All my accomplishments of the night before lost their value.  It was nothing but frivolous time.  We lasted 7 months running the obstacle course in the room, what was 7 more going to hurt?  And laundry?  God made clothes turn inside out for a reason….  I spent my entire drive to work mentally writing a piece of legislation that would force meteorologists to pay for doing this to people.  There would be active enforcement, a three strikes component, and possibly a new branch of the Department of Justice to oversee it.  I was going to get started immediately after work (I can’t say at work in case my boss reads this), and I fully intended to force a vote before congress takes their next recess.  The only snag I hit was trying to figure out how to take sleep away from the weatherman and distribute it to all the people he caused irreparable fatigue.

After I took a few hours to wake up and get over it, I was able to think clearly and place the blame where it really belonged:  On the weatherman (did you think a few hours would make me change my mind on that?).  But aside from that sadist, I suppose I was maybe slightly a little bit partly to kind of blame.  I counted my snowmen before they hatched, and I paid a price for it.  It was like writing a check that I was pretty sure I would have the money to cover by the time it was cashed.  Or taking out a mortgage that you’ll be able to pay as soon as you get that promotion you’re up for.  Or buying a Ferrari with $100k from a loan shark named Vito that you’re going to pay back after tonight’s lottery drawing.  Yes, I equate returned check fees, foreclosures, and broken kneecaps with being utterly exhausted at work.  If it was only one kneecap, I might be willing to trade it.  But either way, there is a valuable lesson to be learned.

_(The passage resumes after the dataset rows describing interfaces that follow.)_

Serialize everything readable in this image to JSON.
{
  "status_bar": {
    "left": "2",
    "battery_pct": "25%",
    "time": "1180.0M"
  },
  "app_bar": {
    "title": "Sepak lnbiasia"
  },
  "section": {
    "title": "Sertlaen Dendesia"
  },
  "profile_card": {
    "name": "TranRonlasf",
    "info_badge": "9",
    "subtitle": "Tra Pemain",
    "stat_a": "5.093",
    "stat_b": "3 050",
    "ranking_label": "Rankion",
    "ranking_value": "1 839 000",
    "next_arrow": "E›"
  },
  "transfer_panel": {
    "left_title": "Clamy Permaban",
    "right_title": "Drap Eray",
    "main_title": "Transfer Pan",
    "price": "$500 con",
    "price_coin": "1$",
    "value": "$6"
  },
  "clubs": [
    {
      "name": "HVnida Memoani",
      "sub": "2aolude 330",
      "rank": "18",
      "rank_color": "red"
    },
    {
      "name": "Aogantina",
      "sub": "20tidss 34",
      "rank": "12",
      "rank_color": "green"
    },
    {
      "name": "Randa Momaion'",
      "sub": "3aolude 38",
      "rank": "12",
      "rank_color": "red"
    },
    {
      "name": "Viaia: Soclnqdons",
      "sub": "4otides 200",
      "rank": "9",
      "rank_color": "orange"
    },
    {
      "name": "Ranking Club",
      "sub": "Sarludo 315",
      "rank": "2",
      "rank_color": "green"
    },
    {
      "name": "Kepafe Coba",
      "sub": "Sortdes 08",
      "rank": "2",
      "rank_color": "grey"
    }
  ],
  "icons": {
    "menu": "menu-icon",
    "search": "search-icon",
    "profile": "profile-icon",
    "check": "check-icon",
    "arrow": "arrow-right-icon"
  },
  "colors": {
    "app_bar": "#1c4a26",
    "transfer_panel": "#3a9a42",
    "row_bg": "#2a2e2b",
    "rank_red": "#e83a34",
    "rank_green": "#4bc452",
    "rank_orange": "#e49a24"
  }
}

Decisions should be made based on what is, not what you expect will be.  Sure, there is some room to take risks on occasion.  You can always roll the dice and set yourself up for a huge success if things work out just right.  But if they don’t, you have to be prepared to eat it.  In the end, I find myself so exhausted that I will be collapsing immediately after I finish this post.  The worst part is, I know there is no one to blame but myself.

And the weatherman.